ASSIGNMENT: Copy every entry verbatim and skip the pictures.

ENTRIES PROVIDED:
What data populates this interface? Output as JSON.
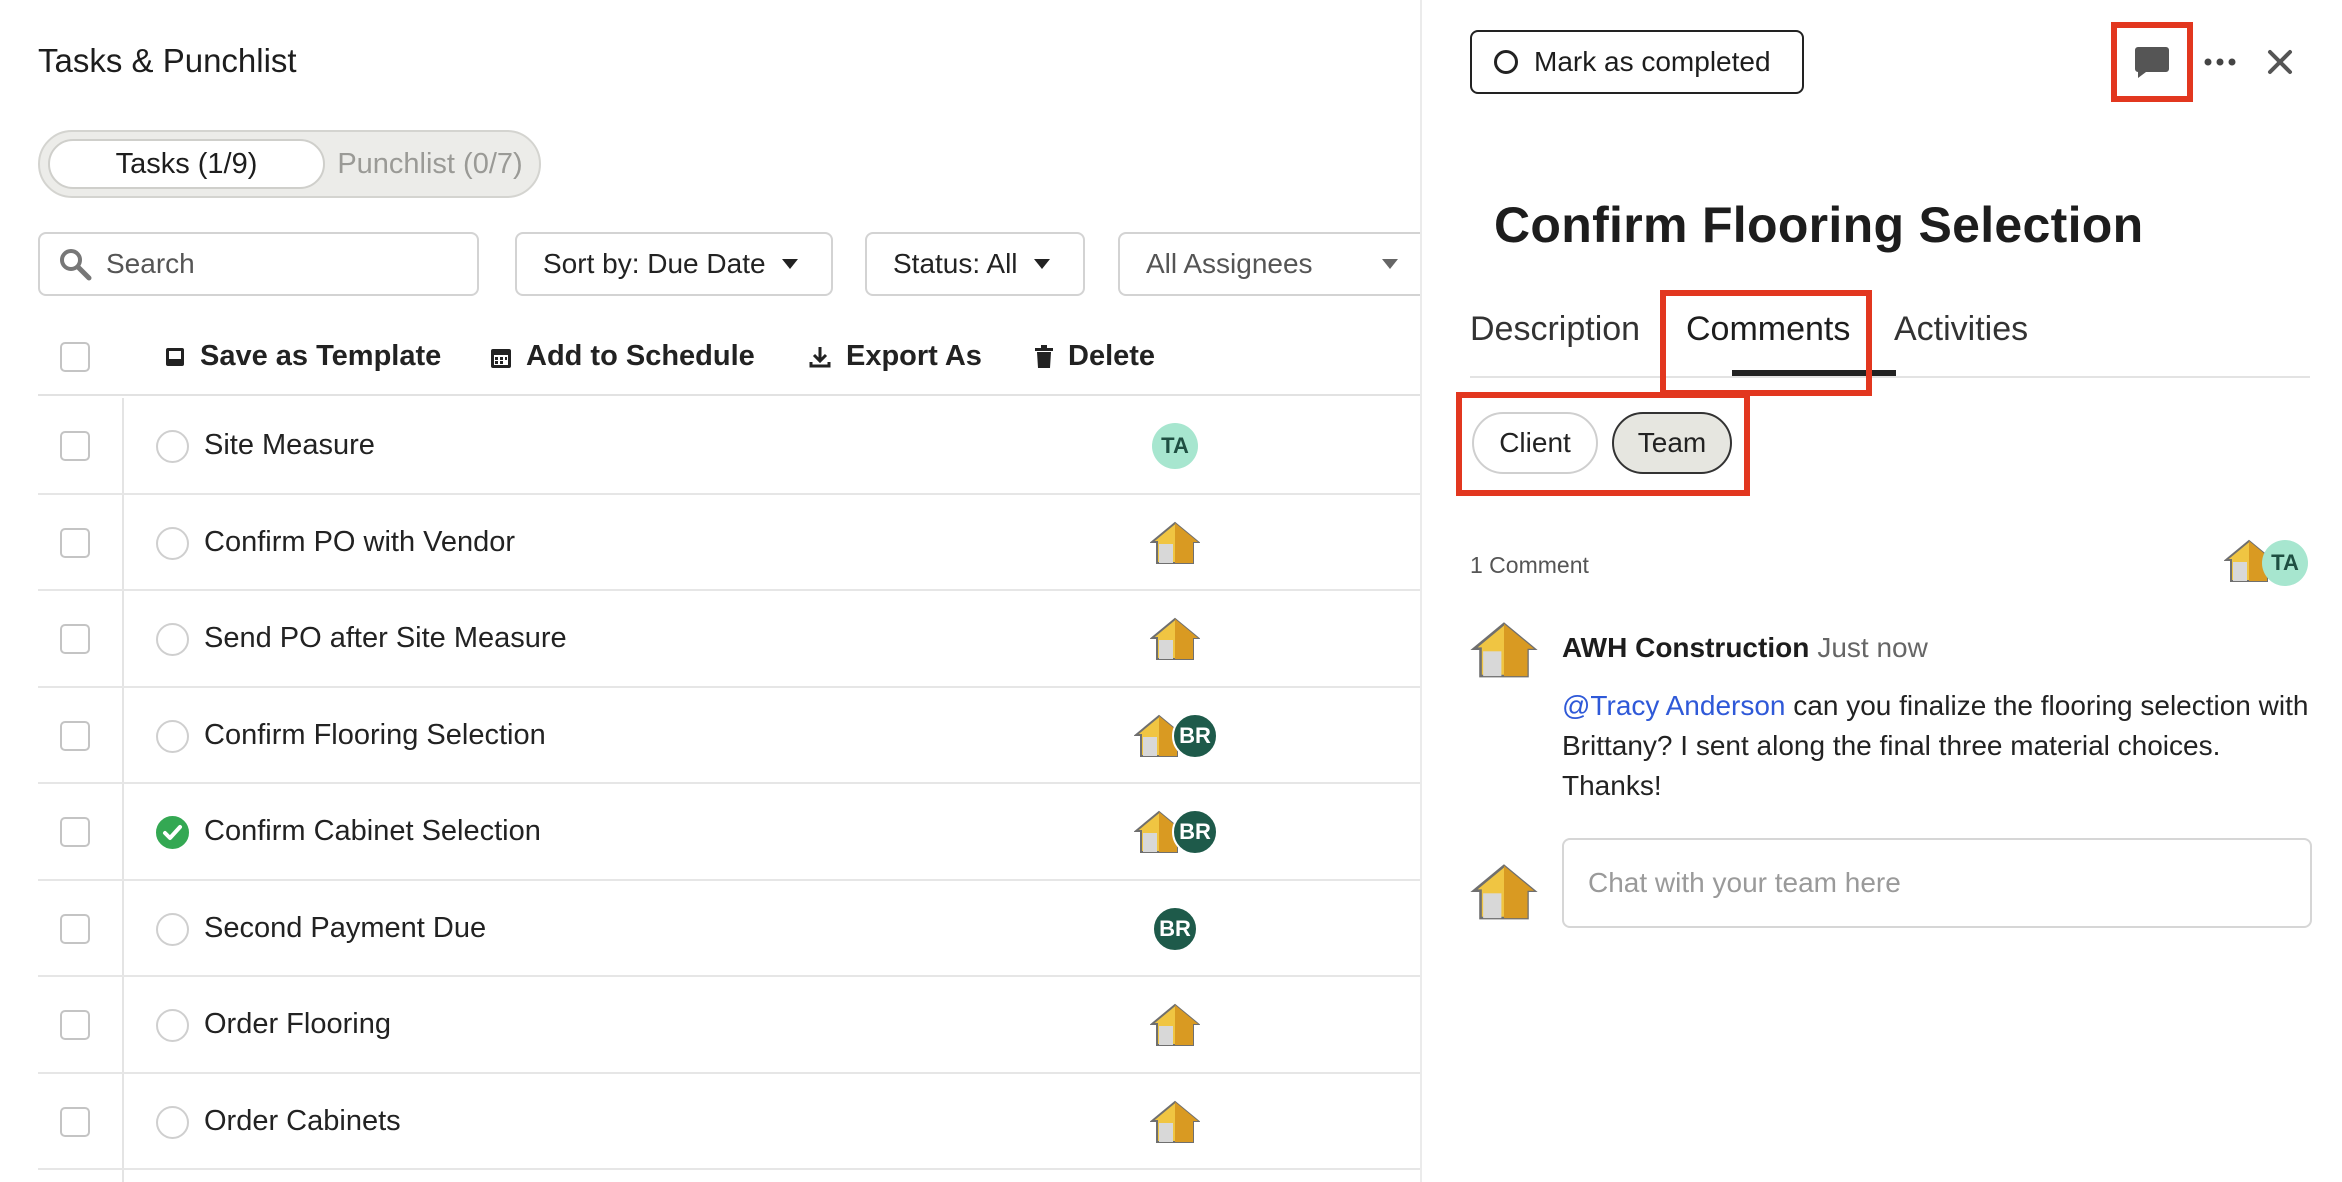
{
  "page": {
    "title": "Tasks & Punchlist"
  },
  "segment": {
    "tasks_label": "Tasks (1/9)",
    "punchlist_label": "Punchlist (0/7)"
  },
  "filters": {
    "search_placeholder": "Search",
    "sort_label": "Sort by: Due Date",
    "status_label": "Status: All",
    "assignees_label": "All Assignees"
  },
  "toolbar": {
    "save_template": "Save as Template",
    "add_schedule": "Add to Schedule",
    "export": "Export As",
    "delete": "Delete"
  },
  "tasks": [
    {
      "label": "Site Measure",
      "done": false,
      "assignees": [
        "TA"
      ]
    },
    {
      "label": "Confirm PO with Vendor",
      "done": false,
      "assignees": [
        "house"
      ]
    },
    {
      "label": "Send PO after Site Measure",
      "done": false,
      "assignees": [
        "house"
      ]
    },
    {
      "label": "Confirm Flooring Selection",
      "done": false,
      "assignees": [
        "house",
        "BR"
      ]
    },
    {
      "label": "Confirm Cabinet Selection",
      "done": true,
      "assignees": [
        "house",
        "BR"
      ]
    },
    {
      "label": "Second Payment Due",
      "done": false,
      "assignees": [
        "BR"
      ]
    },
    {
      "label": "Order Flooring",
      "done": false,
      "assignees": [
        "house"
      ]
    },
    {
      "label": "Order Cabinets",
      "done": false,
      "assignees": [
        "house"
      ]
    }
  ],
  "detail": {
    "mark_completed": "Mark as completed",
    "title": "Confirm Flooring Selection",
    "tabs": {
      "description": "Description",
      "comments": "Comments",
      "activities": "Activities"
    },
    "audience": {
      "client": "Client",
      "team": "Team"
    },
    "comment_count": "1 Comment",
    "watcher_initials": "TA",
    "comment": {
      "author": "AWH Construction",
      "time": "Just now",
      "mention": "@Tracy Anderson",
      "text": " can you finalize the flooring selection with Brittany? I sent along the final three material choices. Thanks!"
    },
    "chat_placeholder": "Chat with your team here"
  },
  "colors": {
    "highlight": "#e2371f",
    "mention": "#2f59d8",
    "done": "#34a853",
    "avatar_ta": "#a7e6cf",
    "avatar_br": "#1e5a4a"
  }
}
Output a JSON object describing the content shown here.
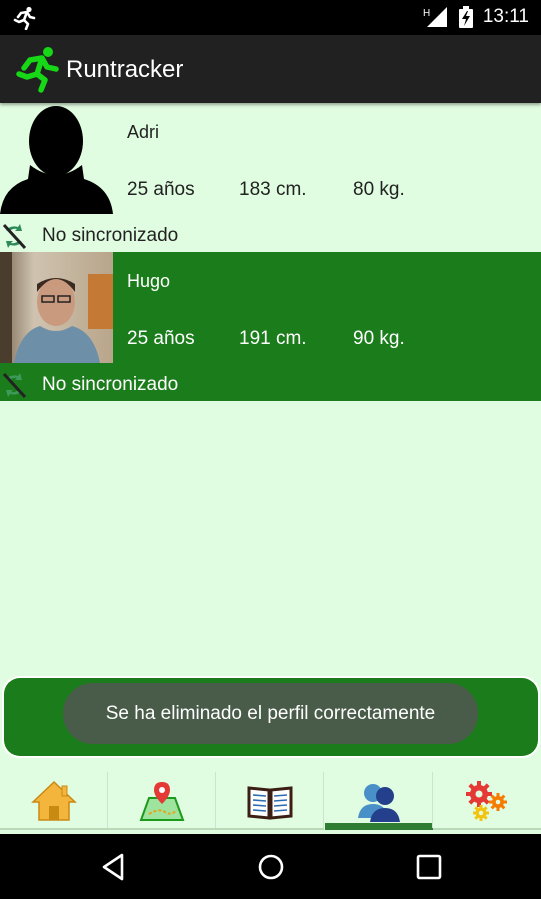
{
  "status_bar": {
    "time": "13:11",
    "signal_label": "H",
    "left_icon": "running-man-icon",
    "battery_icon": "battery-charging-icon"
  },
  "app_bar": {
    "title": "Runtracker",
    "logo_icon": "green-runner-icon"
  },
  "profiles": [
    {
      "name": "Adri",
      "age": "25 años",
      "height": "183 cm.",
      "weight": "80 kg.",
      "sync_status": "No sincronizado",
      "avatar": "silhouette-avatar",
      "selected": false
    },
    {
      "name": "Hugo",
      "age": "25 años",
      "height": "191 cm.",
      "weight": "90 kg.",
      "sync_status": "No sincronizado",
      "avatar": "photo-avatar",
      "selected": true
    }
  ],
  "toast": {
    "message": "Se ha eliminado el perfil correctamente"
  },
  "tabs": [
    {
      "name": "home",
      "icon": "home-icon"
    },
    {
      "name": "map",
      "icon": "map-pin-icon"
    },
    {
      "name": "log",
      "icon": "open-book-icon"
    },
    {
      "name": "profiles",
      "icon": "users-icon",
      "active": true
    },
    {
      "name": "settings",
      "icon": "gears-icon"
    }
  ],
  "colors": {
    "background": "#e1fde1",
    "accent_green": "#1b7c1b",
    "app_bar": "#212121"
  }
}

SOLUTION TO THIS PROBLEM:
What data populates this interface? Output as JSON.
{
  "page": {
    "title": "Tasks & Punchlist"
  },
  "segment": {
    "tasks_label": "Tasks (1/9)",
    "punchlist_label": "Punchlist (0/7)"
  },
  "filters": {
    "search_placeholder": "Search",
    "sort_label": "Sort by: Due Date",
    "status_label": "Status: All",
    "assignees_label": "All Assignees"
  },
  "toolbar": {
    "save_template": "Save as Template",
    "add_schedule": "Add to Schedule",
    "export": "Export As",
    "delete": "Delete"
  },
  "tasks": [
    {
      "label": "Site Measure",
      "done": false,
      "assignees": [
        "TA"
      ]
    },
    {
      "label": "Confirm PO with Vendor",
      "done": false,
      "assignees": [
        "house"
      ]
    },
    {
      "label": "Send PO after Site Measure",
      "done": false,
      "assignees": [
        "house"
      ]
    },
    {
      "label": "Confirm Flooring Selection",
      "done": false,
      "assignees": [
        "house",
        "BR"
      ]
    },
    {
      "label": "Confirm Cabinet Selection",
      "done": true,
      "assignees": [
        "house",
        "BR"
      ]
    },
    {
      "label": "Second Payment Due",
      "done": false,
      "assignees": [
        "BR"
      ]
    },
    {
      "label": "Order Flooring",
      "done": false,
      "assignees": [
        "house"
      ]
    },
    {
      "label": "Order Cabinets",
      "done": false,
      "assignees": [
        "house"
      ]
    }
  ],
  "detail": {
    "mark_completed": "Mark as completed",
    "title": "Confirm Flooring Selection",
    "tabs": {
      "description": "Description",
      "comments": "Comments",
      "activities": "Activities"
    },
    "audience": {
      "client": "Client",
      "team": "Team"
    },
    "comment_count": "1 Comment",
    "watcher_initials": "TA",
    "comment": {
      "author": "AWH Construction",
      "time": "Just now",
      "mention": "@Tracy Anderson",
      "text": " can you finalize the flooring selection with Brittany? I sent along the final three material choices. Thanks!"
    },
    "chat_placeholder": "Chat with your team here"
  },
  "colors": {
    "highlight": "#e2371f",
    "mention": "#2f59d8",
    "done": "#34a853",
    "avatar_ta": "#a7e6cf",
    "avatar_br": "#1e5a4a"
  }
}
Output a JSON object describing the content shown here.
{
  "status_bar": {
    "time": "13:11",
    "signal_label": "H",
    "left_icon": "running-man-icon",
    "battery_icon": "battery-charging-icon"
  },
  "app_bar": {
    "title": "Runtracker",
    "logo_icon": "green-runner-icon"
  },
  "profiles": [
    {
      "name": "Adri",
      "age": "25 años",
      "height": "183 cm.",
      "weight": "80 kg.",
      "sync_status": "No sincronizado",
      "avatar": "silhouette-avatar",
      "selected": false
    },
    {
      "name": "Hugo",
      "age": "25 años",
      "height": "191 cm.",
      "weight": "90 kg.",
      "sync_status": "No sincronizado",
      "avatar": "photo-avatar",
      "selected": true
    }
  ],
  "toast": {
    "message": "Se ha eliminado el perfil correctamente"
  },
  "tabs": [
    {
      "name": "home",
      "icon": "home-icon"
    },
    {
      "name": "map",
      "icon": "map-pin-icon"
    },
    {
      "name": "log",
      "icon": "open-book-icon"
    },
    {
      "name": "profiles",
      "icon": "users-icon",
      "active": true
    },
    {
      "name": "settings",
      "icon": "gears-icon"
    }
  ],
  "colors": {
    "background": "#e1fde1",
    "accent_green": "#1b7c1b",
    "app_bar": "#212121"
  }
}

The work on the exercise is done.